The papers revealed a number of offshore companies owned by close associates of Mr Putin.
They suggest the companies may have been used for money laundering.
Mr Putin, speaking live on TV, said Russia’s Western opponents “are worried by the unity and solidarity of the Russian nation… and that is why they are attempting to rock us from within, to make us more obedient”.
He said that because they could not find Mr Putin in the Panama papers “they’ve made an information product”.
“They’ve found a few of my acquaintances and friends… and scraped up something from there and stuck it together.”
He referred to Wikileaks tweets which accused US government organisations – the Organized Crime and Corruption Reporting Project (OCCRP) and USAid – of producing and funding “the #PanamaPapers attack on Putin”.

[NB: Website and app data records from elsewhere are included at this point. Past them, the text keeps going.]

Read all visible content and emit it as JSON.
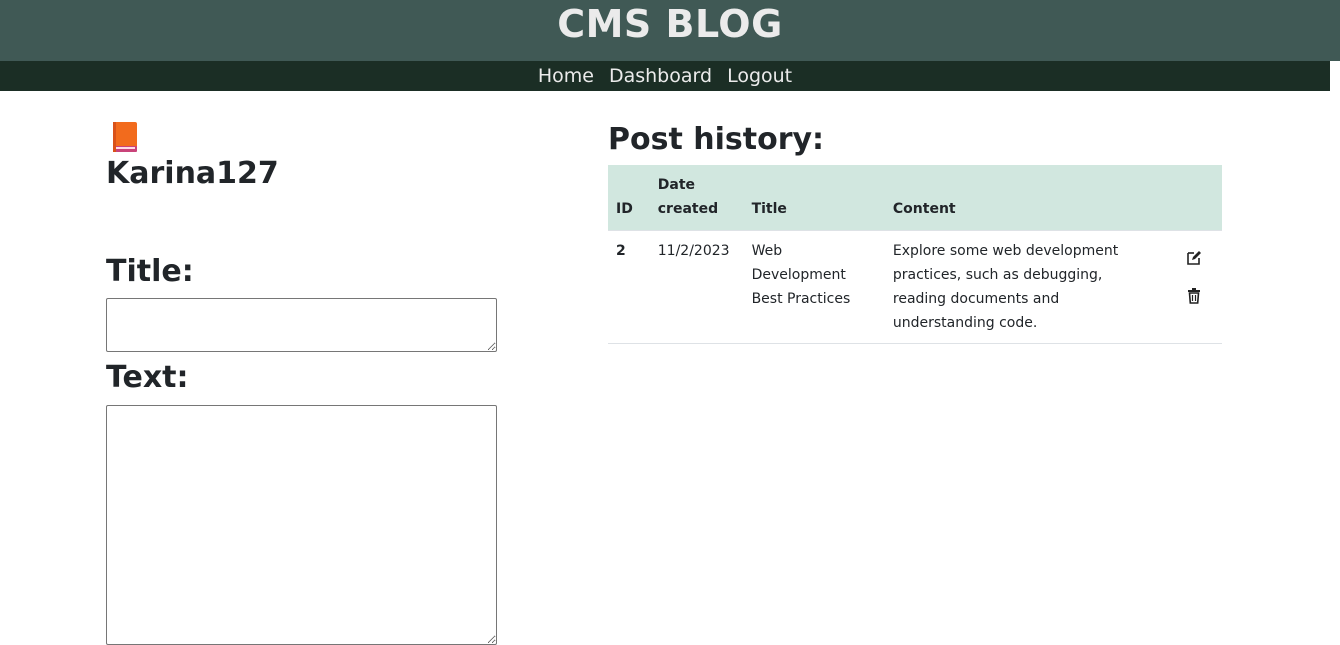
{
  "header": {
    "title": "CMS BLOG"
  },
  "nav": {
    "items": [
      "Home",
      "Dashboard",
      "Logout"
    ]
  },
  "profile": {
    "icon": "book-icon",
    "username": "Karina127"
  },
  "form": {
    "title_label": "Title:",
    "title_value": "",
    "text_label": "Text:",
    "text_value": ""
  },
  "history": {
    "heading": "Post history:",
    "columns": [
      "ID",
      "Date created",
      "Title",
      "Content"
    ],
    "rows": [
      {
        "id": "2",
        "date": "11/2/2023",
        "title": "Web Development Best Practices",
        "content": "Explore some web development practices, such as debugging, reading documents and understanding code.",
        "actions": [
          "edit-icon",
          "trash-icon"
        ]
      }
    ]
  },
  "colors": {
    "header_bg": "#405955",
    "nav_bg": "#1b2e25",
    "table_header_bg": "#d1e7df",
    "book_icon": "#f26b1d"
  }
}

The OCCRP was among a network of 107 organisations – including the BBC – which received the documents from the International Consortium of Investigative Journalists.
The papers name Mr Putin’s long-time friend and godfather to his daughter, the cellist Sergei Roldugin, as the owner of two offshore firms, International Media Overseas and Sonnette Overseas.
According to the papers, the firms were involved in a number of suspicious deals, including one in which International Media Overseas received a loan of $6m (£4.2m) in 2007, which was written off three months later for just $1.
Mr Roldugin has not yet publicly commented on the allegations.
Mr Putin did not go into the details of allegations against Mr Roldugin or other Russian offshore interests, but he praised his friend.
He said he was proud of people like Mr Roldugin, who he said had spent nearly all the money he had earned on musical instruments and donated money to state institutions.
Several countries are investigating possible financial crimes by the rich and powerful following the Mossack Fonseca leak.
Iceland’s prime minister stepped down earlier this week after it was revealed he owned an offshore company with his wife which he did not declare when he entered parliament. He denies any wrongdoing.
The mass leak revealed the extent to which Mossack Fonseca appeared to help some clients evade tax and avoid sanctions, although the firm has denied it has done anything wrong and says the information is being presented out of context.
Panama said on Thursday it was creating an international panel to help improve transparency in its offshore financial industry.
Nation with additional report from BBC